Extracted data entries:
————————
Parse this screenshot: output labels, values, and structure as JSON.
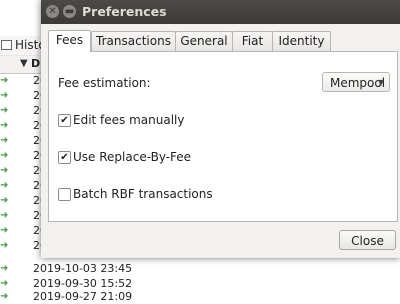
{
  "background": {
    "tab_label": "Histor",
    "column_header": "D",
    "visible_dates": [
      "2019-10-03 23:45",
      "2019-09-30 15:52",
      "2019-09-27 21:09"
    ],
    "partial_row_prefix": "20"
  },
  "dialog": {
    "title": "Preferences",
    "tabs": [
      {
        "label": "Fees",
        "active": true
      },
      {
        "label": "Transactions",
        "active": false
      },
      {
        "label": "General",
        "active": false
      },
      {
        "label": "Fiat",
        "active": false
      },
      {
        "label": "Identity",
        "active": false
      }
    ],
    "fee_estimation": {
      "label": "Fee estimation:",
      "selected": "Mempool"
    },
    "options": [
      {
        "label": "Edit fees manually",
        "checked": true
      },
      {
        "label": "Use Replace-By-Fee",
        "checked": true
      },
      {
        "label": "Batch RBF transactions",
        "checked": false
      }
    ],
    "close_label": "Close"
  },
  "colors": {
    "titlebar": "#3c3b37",
    "dialog_bg": "#f2f1f0",
    "receive_arrow": "#3aa33a"
  }
}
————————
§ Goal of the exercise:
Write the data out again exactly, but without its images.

§ Result of this exercise:
Parse this screenshot: output labels, values, and structure as JSON.
{
  "background": {
    "tab_label": "Histor",
    "column_header": "D",
    "visible_dates": [
      "2019-10-03 23:45",
      "2019-09-30 15:52",
      "2019-09-27 21:09"
    ],
    "partial_row_prefix": "20"
  },
  "dialog": {
    "title": "Preferences",
    "tabs": [
      {
        "label": "Fees",
        "active": true
      },
      {
        "label": "Transactions",
        "active": false
      },
      {
        "label": "General",
        "active": false
      },
      {
        "label": "Fiat",
        "active": false
      },
      {
        "label": "Identity",
        "active": false
      }
    ],
    "fee_estimation": {
      "label": "Fee estimation:",
      "selected": "Mempool"
    },
    "options": [
      {
        "label": "Edit fees manually",
        "checked": true
      },
      {
        "label": "Use Replace-By-Fee",
        "checked": true
      },
      {
        "label": "Batch RBF transactions",
        "checked": false
      }
    ],
    "close_label": "Close"
  },
  "colors": {
    "titlebar": "#3c3b37",
    "dialog_bg": "#f2f1f0",
    "receive_arrow": "#3aa33a"
  }
}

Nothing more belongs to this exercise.